    Valve Disease

    Your heart consists of 4 chambers that receive and send blood to the lungs and body. 

    Disorders affecting valves can either cause stenosis (a narrowing) or regurgitation (leakage after the valve has closed).  Depending on what valve is involved and how severe the damage is it may result in symptoms of heart failure (see above),as it makes the heart pump inefficiently. Suspicion of a heart valve problem is usually picked up by your doctor when they listen to your heart and hear a murmur.  A murmur is heard with the stethoscope and is turbulence of blood flow that occurs through a narrowed or leaky valve.  Not all heart murmurs mean serious problems but are best investigated further.The echocardiogram is the main test to diagnose what valve is involved and how severe it is. Treatment depends on the type and severity of the valve lesion.You may simply be monitored over years to see if anything changes.
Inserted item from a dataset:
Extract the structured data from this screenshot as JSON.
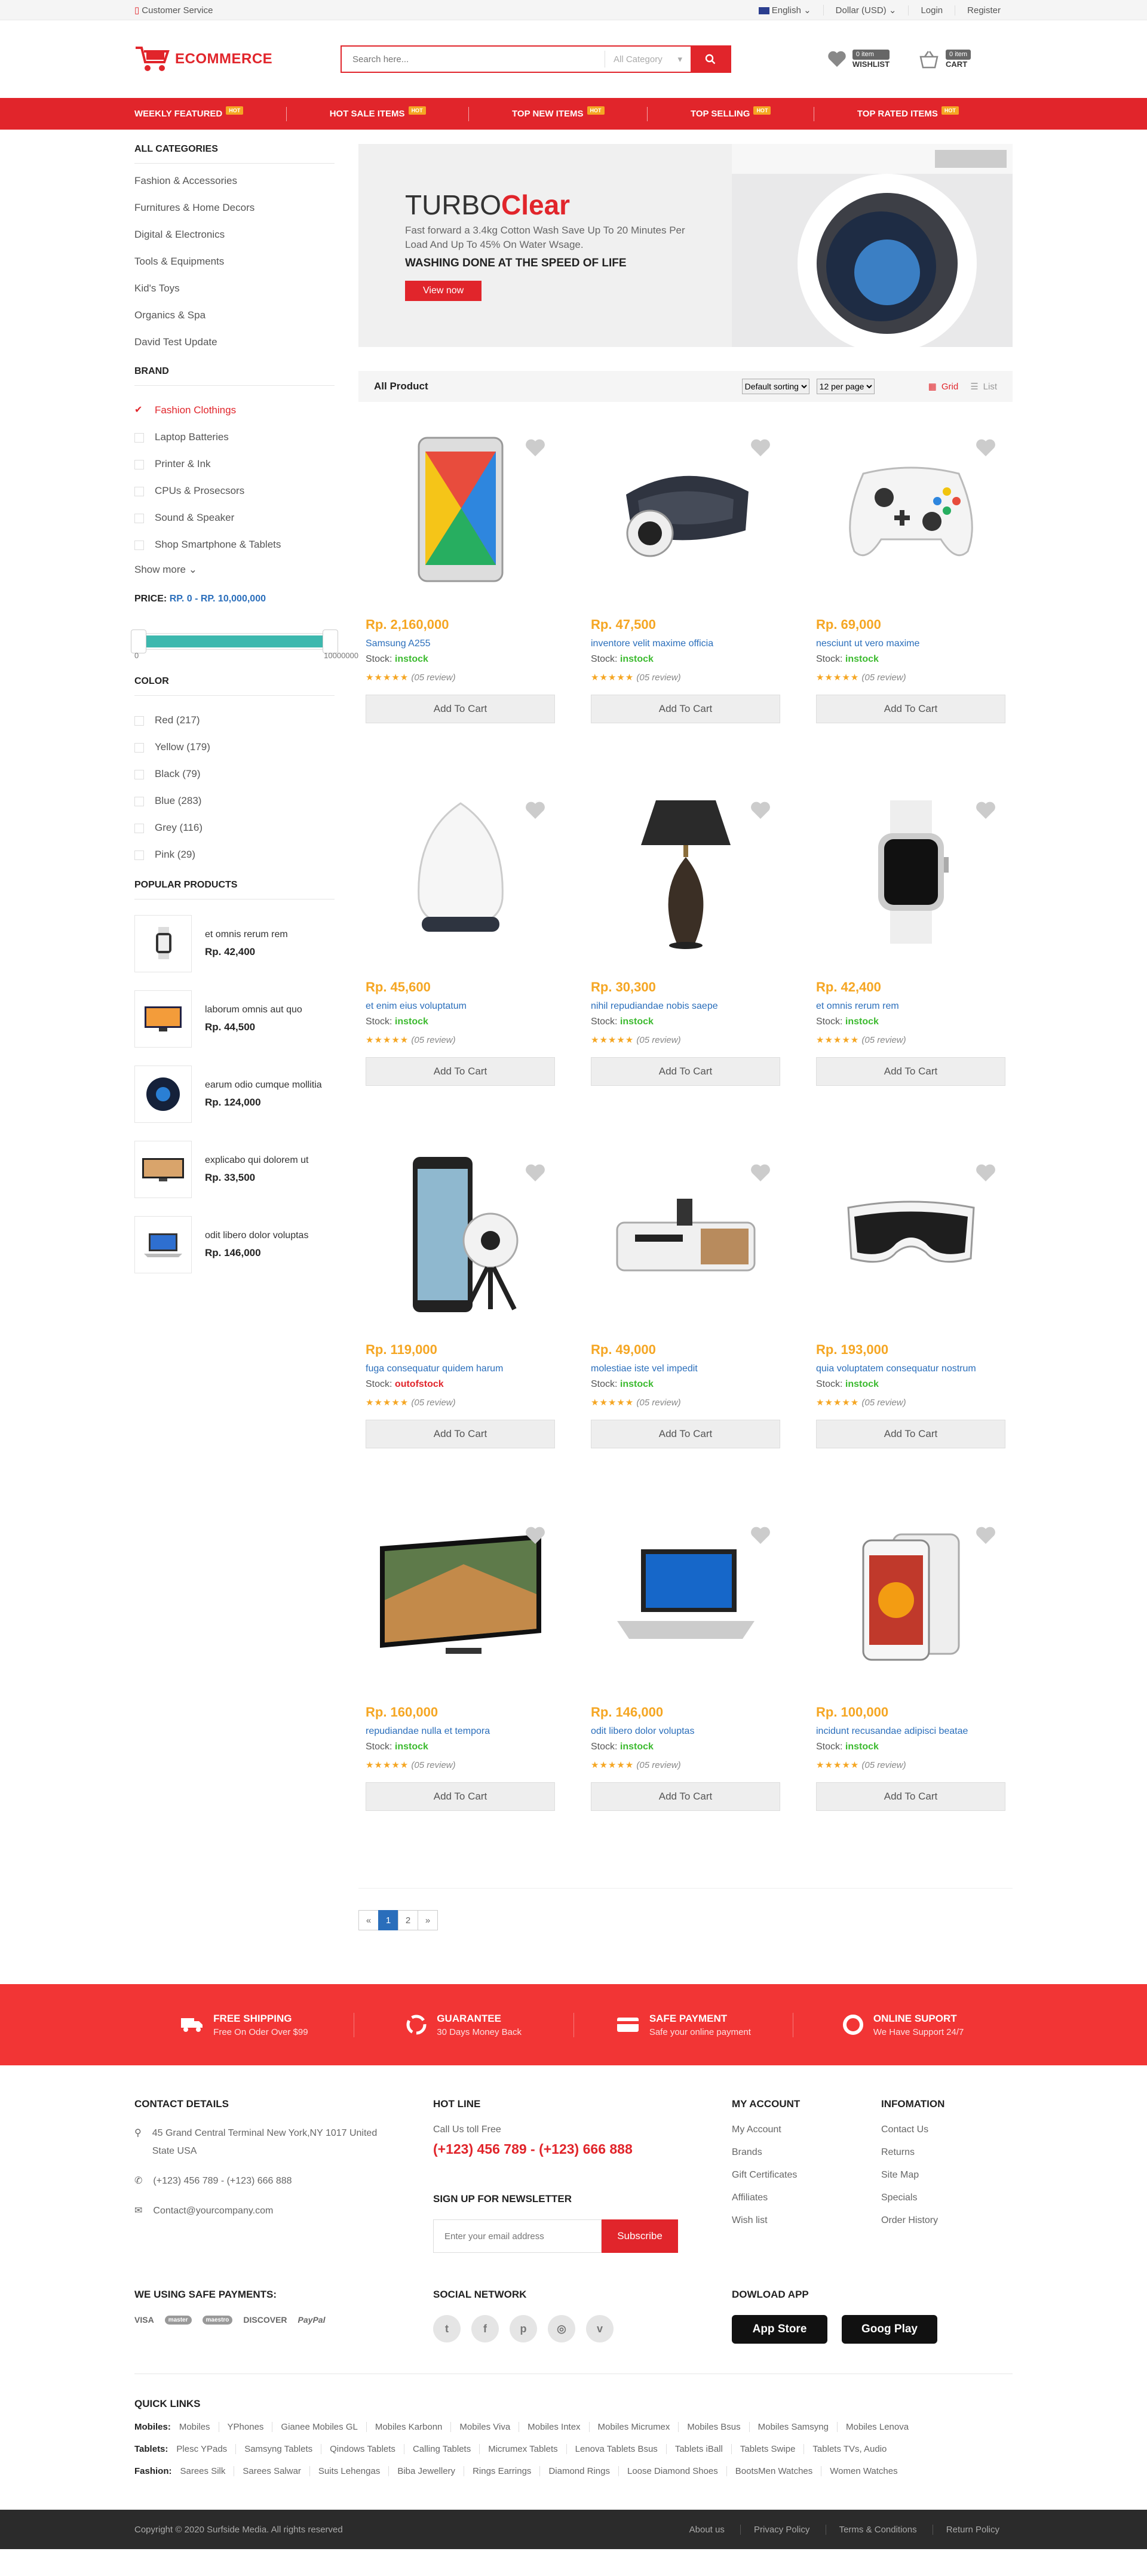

Some conditions require medication to thin the blood or treat any complicating heart problems. You may be referred to a heart surgeon for consideration of a valve replacement or dilatation of a narrowed valve.